British Journal of Nutrition

Full Papers

Human and Clinical Nutrition

Association of the fat mass and obesity-associated (FTO) gene variant (rs9939609) with dietary intake in the Finnish Diabetes Prevention Study

Tiina Lappalainena1 c1, Jaana Lindströma2a3, Jussi Paananena1, Johan G. Erikssona2a4a5a6a7, Leila Karhunena1, Jaakko Tuomilehtoa2a3a8 and Matti Uusitupaa1a9 for the Finnish Diabetes Prevention Study Group

a1 Department of Clinical Nutrition, Institute of Public Health and Clinical Nutrition, University of Eastern Finland, Kuopio Campus, PO Box 1627, FI-70211 Kuopio, Finland

a2 Department of Health Promotion and Chronic Disease Prevention, National Institute for Health and Welfare, Helsinki, Finland

a3 Department of Public Health, University of Helsinki, Helsinki, Finland

a4 Department of General Practice and Primary Health Care, University of Helsinki, Helsinki, Finland

a5 Unit of General Practice, Helsinki University Central Hospital, Helsinki, Finland

a6 Folkhalsan Research Centre, Helsinki, Finland

a7 Vasa Central Hospital, Vasa, Finland

a8 South Ostrobothnia Central Hospital, Seinäjoki, Finland

a9 Research Unit, Kuopio University Hospital, Kuopio, Finland


A cluster of variants in the fat mass and obesity-associated (FTO) gene are associated with the common form of obesity. Well-documented dietary data are required for identifying how the genetic risk can be modified by dietary factors. The objective of the present study was to investigate the associations between the FTO risk allele (rs9939609) and dietary intake, and to evaluate how dietary intake affects the association between FTO and BMI in the Finnish Diabetes Prevention Study during a mean follow-up of 3·2 years. A total of 479 (BMI >25 kg/m2) men and women were genotyped for rs9939609. The participants completed a 3 d food record at baseline and before every annual study visit. The average intakes at baseline and during the years 1, 2 and 3 were calculated. At baseline, the FTO variant rs9939609 was not associated with the mean values of total energy intake, macronutrients or fibre. At baseline, a higher BMI by the FTO risk genotype was detected especially in those who reported a diet high in fat with mean BMI of 30·6 (sd 4·1), 31·3 (sd 4·6) and 34·5 (sd 6·2) kg/m2 for TT, TA and AA carriers, respectively (P =0·005). Higher BMI was also observed in those who had a diet low in carbohydrates (P =0·028) and fibre (P =0·015). However, in the analyses adjusted for total energy intake, age and sex, significant interactions between FTO and dietary intakes were not found.

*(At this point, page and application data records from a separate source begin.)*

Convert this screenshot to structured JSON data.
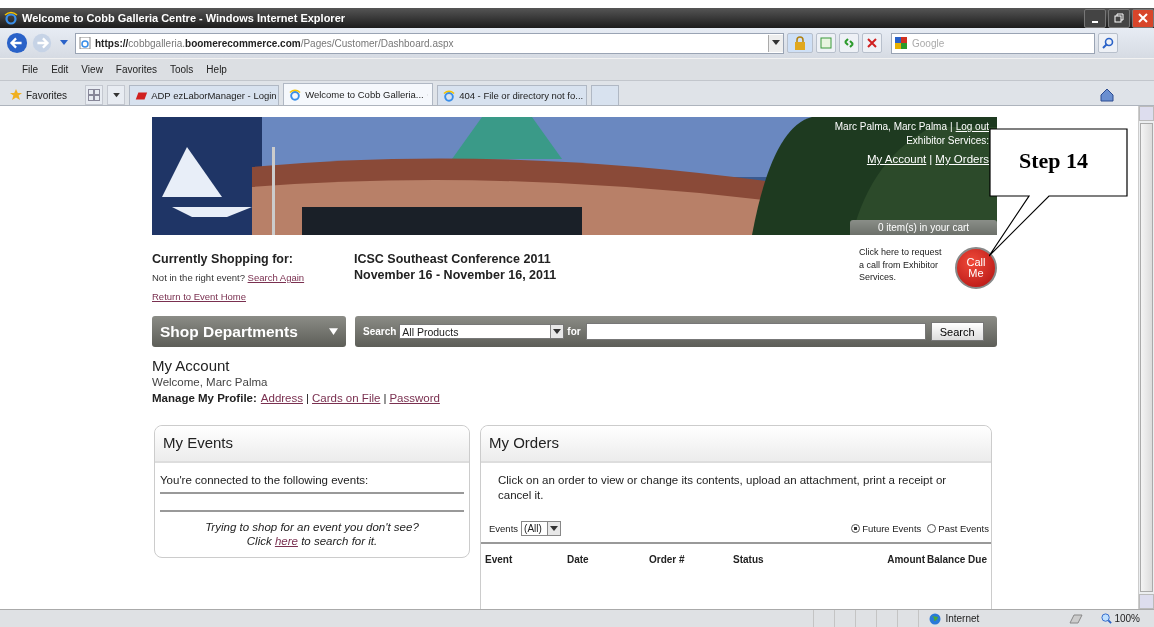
{
  "window": {
    "title": "Welcome to Cobb Galleria Centre - Windows Internet Explorer"
  },
  "address_bar": {
    "url": "**https://**cobbgalleria.**boomerecommerce.com**/Pages/Customer/Dashboard.aspx"
  },
  "search_box": {
    "placeholder": "Google"
  },
  "menu": [
    "File",
    "Edit",
    "View",
    "Favorites",
    "Tools",
    "Help"
  ],
  "favorites_bar": {
    "label": "Favorites"
  },
  "tabs": [
    {
      "label": "ADP ezLaborManager - Login",
      "selected": false
    },
    {
      "label": "Welcome to Cobb Galleria...",
      "selected": true
    },
    {
      "label": "404 - File or directory not fo...",
      "selected": false
    }
  ],
  "header": {
    "user": "Marc Palma, Marc Palma",
    "separator": "|",
    "logout": "Log out",
    "services": "Exhibitor Services:",
    "links": [
      "My Account",
      "My Orders"
    ],
    "cart": "0 item(s) in your cart"
  },
  "shopping": {
    "label": "Currently Shopping for:",
    "not_right": "Not in the right event?",
    "search_again": "Search Again",
    "return": "Return to Event Home",
    "event_name": "ICSC Southeast Conference 2011",
    "event_dates": "November 16 - November 16, 2011"
  },
  "call_me": {
    "text": "Click here to request a call from Exhibitor Services.",
    "button": "Call Me"
  },
  "departments": {
    "label": "Shop Departments"
  },
  "search": {
    "label": "Search",
    "category": "All Products",
    "for": "for",
    "button": "Search"
  },
  "account": {
    "title": "My Account",
    "welcome": "Welcome, Marc Palma",
    "profile_label": "Manage My Profile:",
    "links": [
      "Address",
      "Cards on File",
      "Password"
    ],
    "separator": "|"
  },
  "events_panel": {
    "title": "My Events",
    "intro": "You're connected to the following events:",
    "hint": "Trying to shop for an event you don't see?",
    "click": "Click",
    "here": "here",
    "after": "to search for it."
  },
  "orders_panel": {
    "title": "My Orders",
    "intro": "Click on an order to view or change its contents, upload an attachment, print a receipt or cancel it.",
    "filter_label": "Events",
    "filter_value": "(All)",
    "radios": [
      {
        "label": "Future Events",
        "selected": true
      },
      {
        "label": "Past Events",
        "selected": false
      }
    ],
    "columns": [
      "Event",
      "Date",
      "Order #",
      "Status",
      "Amount",
      "Balance Due"
    ]
  },
  "status_bar": {
    "zone": "Internet",
    "zoom": "100%"
  },
  "callout": {
    "text": "Step 14"
  }
}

These findings suggest that the association between the FTO genotype and obesity is influenced by the components of dietary intake, and the current dietary recommendations are particularly beneficial for those who are genetically susceptible for obesity.

(Received August 11 2011)

(Revised November 25 2011)

(Accepted December 13 2011)

(Online publication January 23 2012)

Key Words:

  • FTO gene;
  • Diet;
  • Obesity;
  • Polymorphisms;
  • Genetics


c1 Corresponding author: Dr T. Lappalainen, fax +358 17 163 2792, email


  Abbreviations: DPS, Diabetes Prevention Study; E %, percentage of energy